** DATA FOR REVIEW follows **

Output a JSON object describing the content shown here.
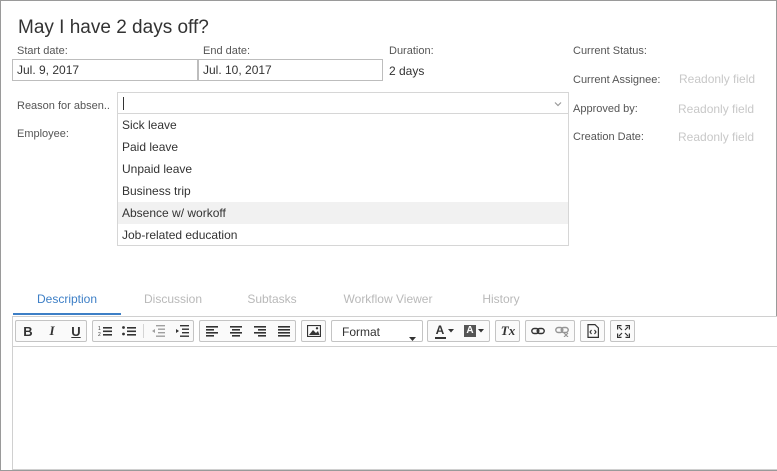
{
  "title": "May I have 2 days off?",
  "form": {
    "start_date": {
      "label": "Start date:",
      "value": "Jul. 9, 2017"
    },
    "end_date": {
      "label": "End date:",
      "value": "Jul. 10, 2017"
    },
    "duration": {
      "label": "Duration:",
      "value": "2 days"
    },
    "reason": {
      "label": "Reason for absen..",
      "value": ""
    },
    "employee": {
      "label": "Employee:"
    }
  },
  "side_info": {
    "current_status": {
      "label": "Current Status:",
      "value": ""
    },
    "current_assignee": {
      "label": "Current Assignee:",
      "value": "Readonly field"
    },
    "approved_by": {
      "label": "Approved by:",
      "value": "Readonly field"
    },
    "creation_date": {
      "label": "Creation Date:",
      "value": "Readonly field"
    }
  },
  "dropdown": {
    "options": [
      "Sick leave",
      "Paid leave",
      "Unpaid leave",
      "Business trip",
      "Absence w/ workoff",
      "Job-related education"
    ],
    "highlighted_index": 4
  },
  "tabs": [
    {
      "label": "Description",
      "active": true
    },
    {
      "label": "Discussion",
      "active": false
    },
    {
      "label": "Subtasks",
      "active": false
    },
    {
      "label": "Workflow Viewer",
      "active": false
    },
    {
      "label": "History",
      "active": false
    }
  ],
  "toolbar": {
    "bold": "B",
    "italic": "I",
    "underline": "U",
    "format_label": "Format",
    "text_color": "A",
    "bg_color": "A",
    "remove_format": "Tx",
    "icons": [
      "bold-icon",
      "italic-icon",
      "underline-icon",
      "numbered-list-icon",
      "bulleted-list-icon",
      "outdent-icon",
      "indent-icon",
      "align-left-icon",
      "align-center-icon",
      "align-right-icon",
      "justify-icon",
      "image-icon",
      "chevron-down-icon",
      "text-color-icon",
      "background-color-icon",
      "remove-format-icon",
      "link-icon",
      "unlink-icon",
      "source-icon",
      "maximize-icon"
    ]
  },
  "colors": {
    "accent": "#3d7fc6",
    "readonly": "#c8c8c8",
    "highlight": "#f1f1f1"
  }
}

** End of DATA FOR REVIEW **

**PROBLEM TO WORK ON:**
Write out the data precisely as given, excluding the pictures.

**FINAL ANSWER:**
Output a JSON object describing the content shown here.
{
  "title": "May I have 2 days off?",
  "form": {
    "start_date": {
      "label": "Start date:",
      "value": "Jul. 9, 2017"
    },
    "end_date": {
      "label": "End date:",
      "value": "Jul. 10, 2017"
    },
    "duration": {
      "label": "Duration:",
      "value": "2 days"
    },
    "reason": {
      "label": "Reason for absen..",
      "value": ""
    },
    "employee": {
      "label": "Employee:"
    }
  },
  "side_info": {
    "current_status": {
      "label": "Current Status:",
      "value": ""
    },
    "current_assignee": {
      "label": "Current Assignee:",
      "value": "Readonly field"
    },
    "approved_by": {
      "label": "Approved by:",
      "value": "Readonly field"
    },
    "creation_date": {
      "label": "Creation Date:",
      "value": "Readonly field"
    }
  },
  "dropdown": {
    "options": [
      "Sick leave",
      "Paid leave",
      "Unpaid leave",
      "Business trip",
      "Absence w/ workoff",
      "Job-related education"
    ],
    "highlighted_index": 4
  },
  "tabs": [
    {
      "label": "Description",
      "active": true
    },
    {
      "label": "Discussion",
      "active": false
    },
    {
      "label": "Subtasks",
      "active": false
    },
    {
      "label": "Workflow Viewer",
      "active": false
    },
    {
      "label": "History",
      "active": false
    }
  ],
  "toolbar": {
    "bold": "B",
    "italic": "I",
    "underline": "U",
    "format_label": "Format",
    "text_color": "A",
    "bg_color": "A",
    "remove_format": "Tx",
    "icons": [
      "bold-icon",
      "italic-icon",
      "underline-icon",
      "numbered-list-icon",
      "bulleted-list-icon",
      "outdent-icon",
      "indent-icon",
      "align-left-icon",
      "align-center-icon",
      "align-right-icon",
      "justify-icon",
      "image-icon",
      "chevron-down-icon",
      "text-color-icon",
      "background-color-icon",
      "remove-format-icon",
      "link-icon",
      "unlink-icon",
      "source-icon",
      "maximize-icon"
    ]
  },
  "colors": {
    "accent": "#3d7fc6",
    "readonly": "#c8c8c8",
    "highlight": "#f1f1f1"
  }
}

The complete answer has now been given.